> **Entries provided**
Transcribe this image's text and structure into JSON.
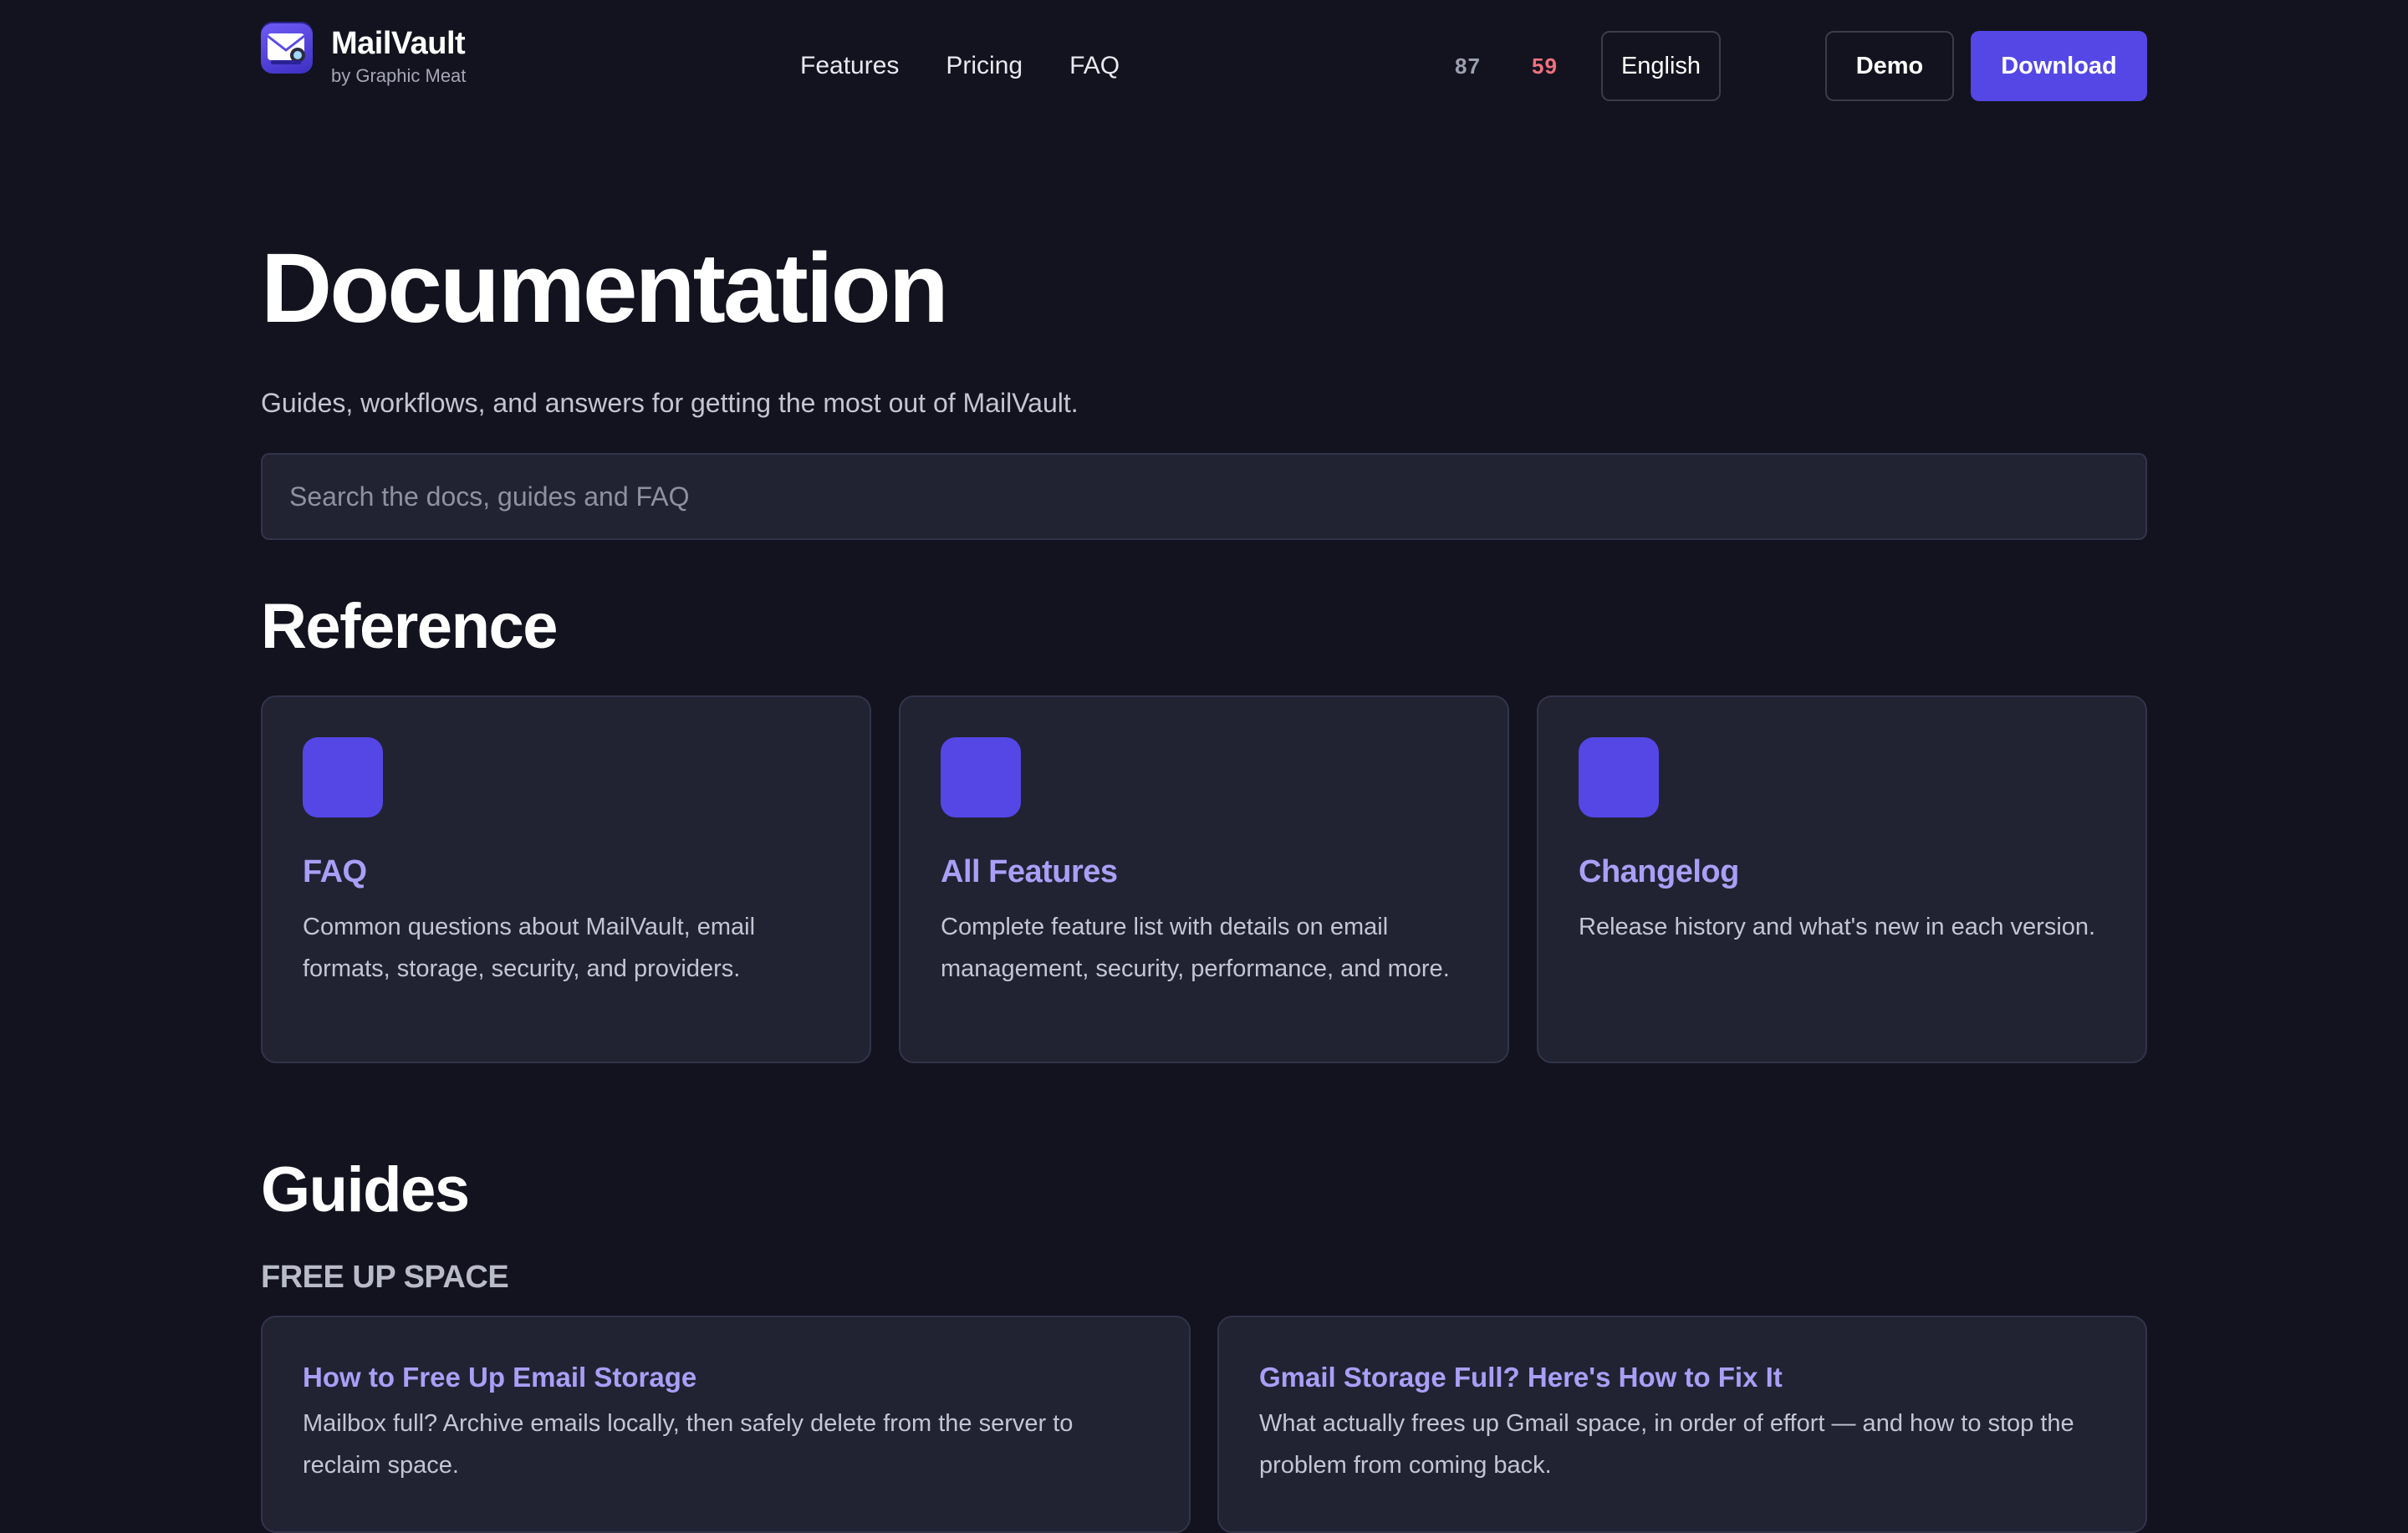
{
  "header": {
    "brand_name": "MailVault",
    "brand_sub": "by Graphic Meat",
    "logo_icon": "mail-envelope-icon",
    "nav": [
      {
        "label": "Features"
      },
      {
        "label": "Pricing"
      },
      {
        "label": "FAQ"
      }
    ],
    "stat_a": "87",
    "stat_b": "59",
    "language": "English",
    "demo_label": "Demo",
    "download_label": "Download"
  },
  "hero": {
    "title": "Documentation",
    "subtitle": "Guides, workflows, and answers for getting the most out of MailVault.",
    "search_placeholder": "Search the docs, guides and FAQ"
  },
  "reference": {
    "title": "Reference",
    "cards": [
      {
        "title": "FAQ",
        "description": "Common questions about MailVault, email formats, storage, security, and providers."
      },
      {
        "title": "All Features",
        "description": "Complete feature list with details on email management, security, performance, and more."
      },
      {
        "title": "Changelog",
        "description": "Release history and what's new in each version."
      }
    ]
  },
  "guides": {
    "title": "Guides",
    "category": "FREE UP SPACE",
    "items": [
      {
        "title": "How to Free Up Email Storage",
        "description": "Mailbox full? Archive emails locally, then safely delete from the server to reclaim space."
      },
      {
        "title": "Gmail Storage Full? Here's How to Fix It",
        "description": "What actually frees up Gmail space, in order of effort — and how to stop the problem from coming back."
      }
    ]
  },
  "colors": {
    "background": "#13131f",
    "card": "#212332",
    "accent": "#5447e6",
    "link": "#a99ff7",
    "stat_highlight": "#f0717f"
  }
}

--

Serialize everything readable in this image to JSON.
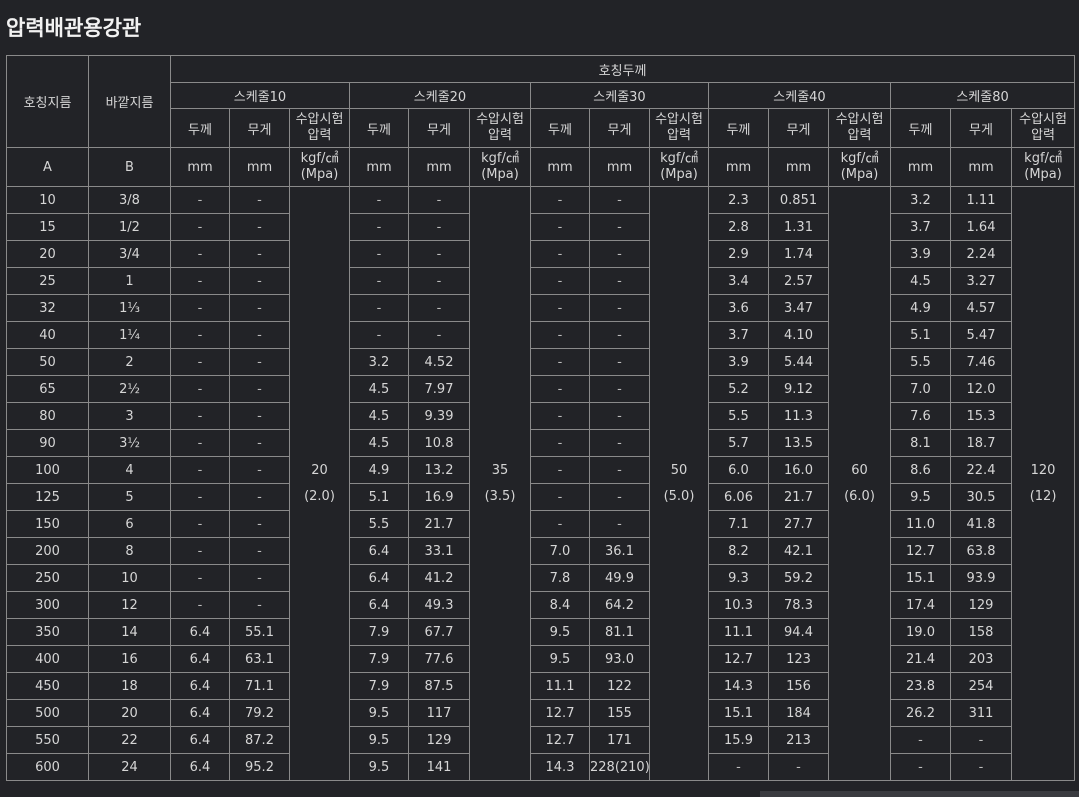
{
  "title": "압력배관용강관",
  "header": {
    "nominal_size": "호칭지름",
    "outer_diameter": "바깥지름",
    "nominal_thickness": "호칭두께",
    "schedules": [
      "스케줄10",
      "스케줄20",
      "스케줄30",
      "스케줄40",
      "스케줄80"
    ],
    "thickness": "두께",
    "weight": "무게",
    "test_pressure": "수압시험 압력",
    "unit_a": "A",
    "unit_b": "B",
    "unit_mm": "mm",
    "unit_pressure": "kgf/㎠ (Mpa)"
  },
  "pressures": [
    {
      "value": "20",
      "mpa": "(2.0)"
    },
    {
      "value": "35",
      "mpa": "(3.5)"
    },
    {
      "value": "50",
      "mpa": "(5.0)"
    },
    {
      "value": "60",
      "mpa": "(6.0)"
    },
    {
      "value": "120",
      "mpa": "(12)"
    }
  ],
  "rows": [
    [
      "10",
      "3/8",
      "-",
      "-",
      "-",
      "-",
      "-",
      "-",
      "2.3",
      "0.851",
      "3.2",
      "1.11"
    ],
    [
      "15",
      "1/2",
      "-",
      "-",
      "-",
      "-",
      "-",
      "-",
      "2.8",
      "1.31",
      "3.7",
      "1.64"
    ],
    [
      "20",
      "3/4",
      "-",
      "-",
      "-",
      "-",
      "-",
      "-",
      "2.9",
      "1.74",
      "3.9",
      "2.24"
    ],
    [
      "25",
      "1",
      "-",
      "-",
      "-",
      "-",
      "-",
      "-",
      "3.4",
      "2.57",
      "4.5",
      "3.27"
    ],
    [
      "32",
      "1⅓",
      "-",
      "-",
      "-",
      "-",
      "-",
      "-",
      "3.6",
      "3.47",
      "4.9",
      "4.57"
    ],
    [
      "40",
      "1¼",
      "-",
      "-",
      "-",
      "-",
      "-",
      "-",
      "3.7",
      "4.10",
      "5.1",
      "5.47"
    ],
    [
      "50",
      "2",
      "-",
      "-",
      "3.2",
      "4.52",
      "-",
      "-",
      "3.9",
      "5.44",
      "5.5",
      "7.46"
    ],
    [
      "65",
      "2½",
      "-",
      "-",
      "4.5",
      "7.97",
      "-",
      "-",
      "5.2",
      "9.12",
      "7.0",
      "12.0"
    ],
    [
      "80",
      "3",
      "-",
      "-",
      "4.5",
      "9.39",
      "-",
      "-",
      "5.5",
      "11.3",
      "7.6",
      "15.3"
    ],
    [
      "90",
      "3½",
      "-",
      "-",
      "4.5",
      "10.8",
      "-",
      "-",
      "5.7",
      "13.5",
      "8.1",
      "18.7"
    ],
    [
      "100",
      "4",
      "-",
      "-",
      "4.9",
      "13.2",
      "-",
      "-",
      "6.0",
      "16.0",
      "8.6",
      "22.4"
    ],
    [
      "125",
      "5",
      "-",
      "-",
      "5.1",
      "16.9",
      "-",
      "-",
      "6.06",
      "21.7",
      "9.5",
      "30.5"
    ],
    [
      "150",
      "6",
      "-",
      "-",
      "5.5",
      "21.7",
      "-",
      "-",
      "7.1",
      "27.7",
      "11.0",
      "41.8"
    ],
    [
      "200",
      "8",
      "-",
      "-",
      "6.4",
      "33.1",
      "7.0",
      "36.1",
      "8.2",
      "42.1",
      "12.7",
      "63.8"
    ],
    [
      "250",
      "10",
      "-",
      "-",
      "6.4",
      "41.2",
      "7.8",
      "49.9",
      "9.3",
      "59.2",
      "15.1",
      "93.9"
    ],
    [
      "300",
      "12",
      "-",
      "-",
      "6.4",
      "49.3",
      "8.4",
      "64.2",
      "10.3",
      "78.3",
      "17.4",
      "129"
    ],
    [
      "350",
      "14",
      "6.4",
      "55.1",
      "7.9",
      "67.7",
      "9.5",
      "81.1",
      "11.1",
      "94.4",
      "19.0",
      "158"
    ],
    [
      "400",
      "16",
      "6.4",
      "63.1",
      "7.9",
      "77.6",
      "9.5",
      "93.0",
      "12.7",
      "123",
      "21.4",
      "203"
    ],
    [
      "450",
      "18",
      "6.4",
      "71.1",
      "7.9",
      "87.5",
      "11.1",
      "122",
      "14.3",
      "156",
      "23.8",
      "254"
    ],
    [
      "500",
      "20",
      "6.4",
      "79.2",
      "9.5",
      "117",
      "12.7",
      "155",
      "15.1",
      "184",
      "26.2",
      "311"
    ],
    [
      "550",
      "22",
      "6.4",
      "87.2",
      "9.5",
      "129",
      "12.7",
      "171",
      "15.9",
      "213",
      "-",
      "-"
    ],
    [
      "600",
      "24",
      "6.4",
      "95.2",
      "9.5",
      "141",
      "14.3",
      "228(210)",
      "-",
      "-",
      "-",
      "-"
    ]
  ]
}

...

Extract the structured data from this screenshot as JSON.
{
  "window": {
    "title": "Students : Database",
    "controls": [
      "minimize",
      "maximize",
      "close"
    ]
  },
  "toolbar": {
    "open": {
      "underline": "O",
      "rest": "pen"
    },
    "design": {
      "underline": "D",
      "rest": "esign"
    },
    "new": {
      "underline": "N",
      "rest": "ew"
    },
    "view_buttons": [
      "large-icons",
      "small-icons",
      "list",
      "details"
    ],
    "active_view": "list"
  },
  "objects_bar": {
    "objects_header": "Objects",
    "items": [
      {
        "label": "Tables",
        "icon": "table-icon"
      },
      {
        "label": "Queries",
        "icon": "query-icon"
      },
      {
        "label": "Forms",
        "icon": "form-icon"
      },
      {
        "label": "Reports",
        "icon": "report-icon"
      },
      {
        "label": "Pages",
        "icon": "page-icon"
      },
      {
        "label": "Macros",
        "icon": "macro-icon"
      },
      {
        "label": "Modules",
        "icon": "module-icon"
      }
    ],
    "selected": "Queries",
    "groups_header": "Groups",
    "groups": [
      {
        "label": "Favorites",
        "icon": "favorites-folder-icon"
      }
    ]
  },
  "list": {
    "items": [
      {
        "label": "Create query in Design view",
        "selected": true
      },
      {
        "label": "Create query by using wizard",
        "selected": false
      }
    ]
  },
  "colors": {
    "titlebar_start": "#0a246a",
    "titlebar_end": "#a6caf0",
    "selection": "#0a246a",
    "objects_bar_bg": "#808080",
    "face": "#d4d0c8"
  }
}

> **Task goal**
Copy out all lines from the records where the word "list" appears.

> **Your response**
        "description": "Complete feature list with details on email management, security, performance, and more."
      "list",
    "active_view": "list"
  "list": {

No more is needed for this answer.